*** Opening of EXCERPTED RECORDS ***
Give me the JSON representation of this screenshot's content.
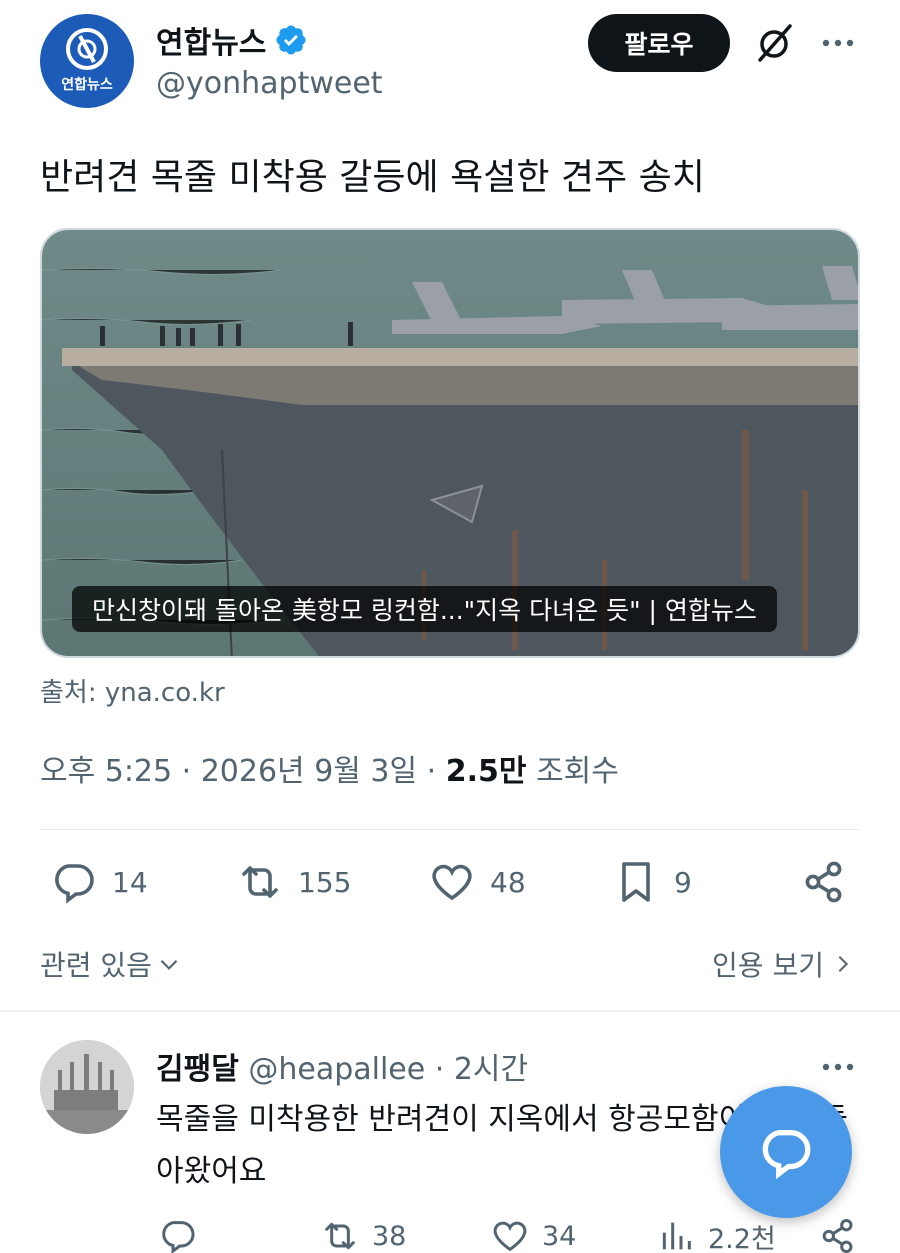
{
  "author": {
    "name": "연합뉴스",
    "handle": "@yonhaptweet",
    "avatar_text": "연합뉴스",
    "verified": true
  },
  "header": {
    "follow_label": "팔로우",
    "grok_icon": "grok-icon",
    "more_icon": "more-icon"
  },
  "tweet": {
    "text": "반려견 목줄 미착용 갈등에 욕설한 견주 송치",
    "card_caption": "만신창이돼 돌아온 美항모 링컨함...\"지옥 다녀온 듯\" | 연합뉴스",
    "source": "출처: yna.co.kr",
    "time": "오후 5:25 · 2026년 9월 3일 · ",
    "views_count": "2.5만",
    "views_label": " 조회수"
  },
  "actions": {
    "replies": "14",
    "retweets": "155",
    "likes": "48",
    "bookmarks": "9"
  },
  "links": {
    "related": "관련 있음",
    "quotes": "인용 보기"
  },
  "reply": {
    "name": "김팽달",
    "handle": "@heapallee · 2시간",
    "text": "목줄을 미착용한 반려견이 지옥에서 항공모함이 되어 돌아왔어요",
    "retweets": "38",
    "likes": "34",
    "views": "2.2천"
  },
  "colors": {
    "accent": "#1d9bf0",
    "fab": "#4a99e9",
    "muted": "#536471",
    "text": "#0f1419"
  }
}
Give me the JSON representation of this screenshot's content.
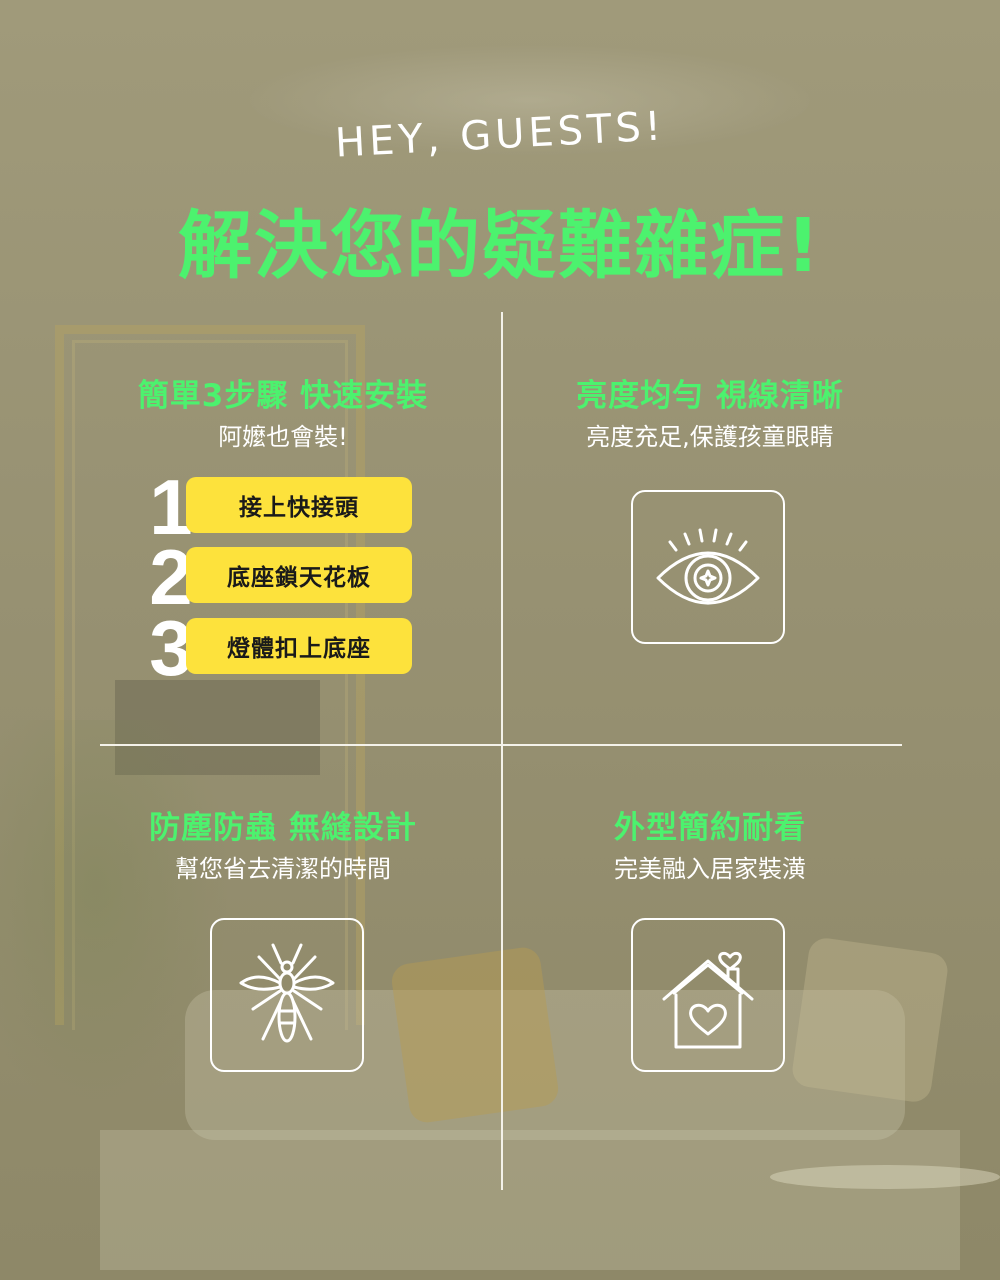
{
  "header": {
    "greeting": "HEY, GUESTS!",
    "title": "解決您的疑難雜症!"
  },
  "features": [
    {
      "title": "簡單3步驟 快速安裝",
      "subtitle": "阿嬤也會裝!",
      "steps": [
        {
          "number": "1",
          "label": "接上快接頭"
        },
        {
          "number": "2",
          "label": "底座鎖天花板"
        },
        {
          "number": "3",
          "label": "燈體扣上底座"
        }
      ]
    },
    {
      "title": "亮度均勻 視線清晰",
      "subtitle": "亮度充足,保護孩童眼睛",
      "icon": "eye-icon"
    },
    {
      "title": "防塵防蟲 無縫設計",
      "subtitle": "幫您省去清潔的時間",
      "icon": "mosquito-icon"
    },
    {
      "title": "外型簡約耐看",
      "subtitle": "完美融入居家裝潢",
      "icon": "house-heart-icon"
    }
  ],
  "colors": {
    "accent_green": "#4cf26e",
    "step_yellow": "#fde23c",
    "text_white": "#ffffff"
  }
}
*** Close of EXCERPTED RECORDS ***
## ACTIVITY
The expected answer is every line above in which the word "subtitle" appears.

## RESPONSE AREA
      "subtitle": "阿嬤也會裝!",
      "subtitle": "亮度充足,保護孩童眼睛",
      "subtitle": "幫您省去清潔的時間",
      "subtitle": "完美融入居家裝潢",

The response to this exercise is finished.